(Excerpts from an interface dataset)
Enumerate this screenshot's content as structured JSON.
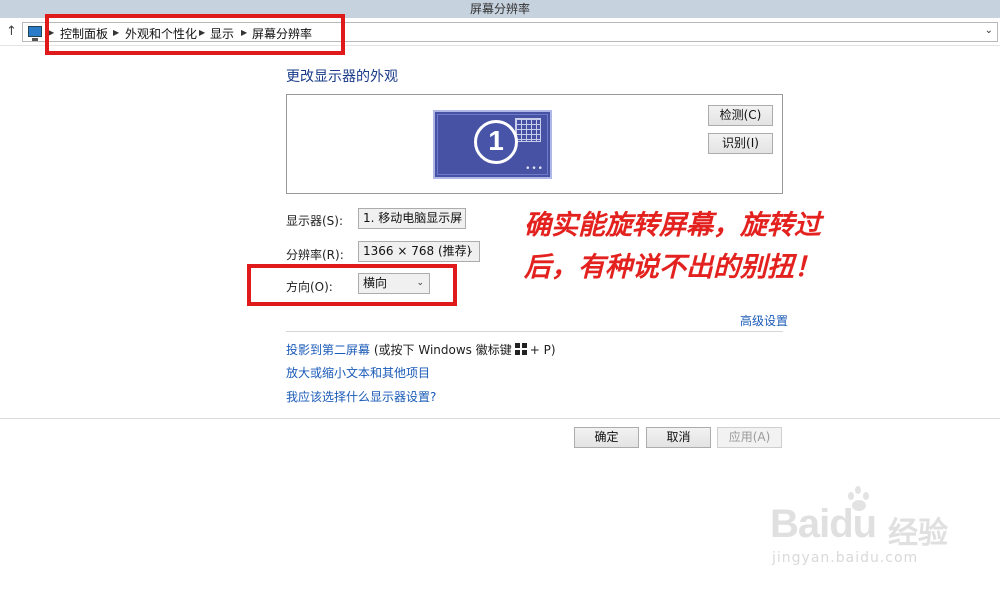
{
  "window": {
    "title": "屏幕分辨率"
  },
  "address": {
    "crumbs": [
      "控制面板",
      "外观和个性化",
      "显示",
      "屏幕分辨率"
    ]
  },
  "main": {
    "heading": "更改显示器的外观",
    "monitor_number": "1",
    "detect_label": "检测(C)",
    "identify_label": "识别(I)",
    "display_label": "显示器(S):",
    "display_value": "1. 移动电脑显示屏",
    "resolution_label": "分辨率(R):",
    "resolution_value": "1366 × 768 (推荐)",
    "orientation_label": "方向(O):",
    "orientation_value": "横向",
    "advanced_link": "高级设置",
    "project_link": "投影到第二屏幕",
    "project_hint_pre": "(或按下 Windows 徽标键",
    "project_hint_post": "+ P)",
    "text_size_link": "放大或缩小文本和其他项目",
    "which_settings_link": "我应该选择什么显示器设置?"
  },
  "buttons": {
    "ok": "确定",
    "cancel": "取消",
    "apply": "应用(A)"
  },
  "annotation": {
    "line1": "确实能旋转屏幕，旋转过",
    "line2": "后，有种说不出的别扭！"
  },
  "watermark": {
    "logo": "Baidu",
    "cn": "经验",
    "url": "jingyan.baidu.com"
  },
  "colors": {
    "highlight": "#e01a1a",
    "link": "#1a5bb8",
    "heading": "#1a3b8a",
    "monitor": "#4752a4"
  },
  "icons": [
    "up-arrow-icon",
    "computer-icon",
    "chevron-right-icon",
    "chevron-down-icon",
    "windows-logo-icon"
  ]
}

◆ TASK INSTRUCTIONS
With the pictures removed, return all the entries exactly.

◆ RESULT OF THIS EXERCISE
Enumerate this screenshot's content as structured JSON.
{
  "window": {
    "title": "屏幕分辨率"
  },
  "address": {
    "crumbs": [
      "控制面板",
      "外观和个性化",
      "显示",
      "屏幕分辨率"
    ]
  },
  "main": {
    "heading": "更改显示器的外观",
    "monitor_number": "1",
    "detect_label": "检测(C)",
    "identify_label": "识别(I)",
    "display_label": "显示器(S):",
    "display_value": "1. 移动电脑显示屏",
    "resolution_label": "分辨率(R):",
    "resolution_value": "1366 × 768 (推荐)",
    "orientation_label": "方向(O):",
    "orientation_value": "横向",
    "advanced_link": "高级设置",
    "project_link": "投影到第二屏幕",
    "project_hint_pre": "(或按下 Windows 徽标键",
    "project_hint_post": "+ P)",
    "text_size_link": "放大或缩小文本和其他项目",
    "which_settings_link": "我应该选择什么显示器设置?"
  },
  "buttons": {
    "ok": "确定",
    "cancel": "取消",
    "apply": "应用(A)"
  },
  "annotation": {
    "line1": "确实能旋转屏幕，旋转过",
    "line2": "后，有种说不出的别扭！"
  },
  "watermark": {
    "logo": "Baidu",
    "cn": "经验",
    "url": "jingyan.baidu.com"
  },
  "colors": {
    "highlight": "#e01a1a",
    "link": "#1a5bb8",
    "heading": "#1a3b8a",
    "monitor": "#4752a4"
  },
  "icons": [
    "up-arrow-icon",
    "computer-icon",
    "chevron-right-icon",
    "chevron-down-icon",
    "windows-logo-icon"
  ]
}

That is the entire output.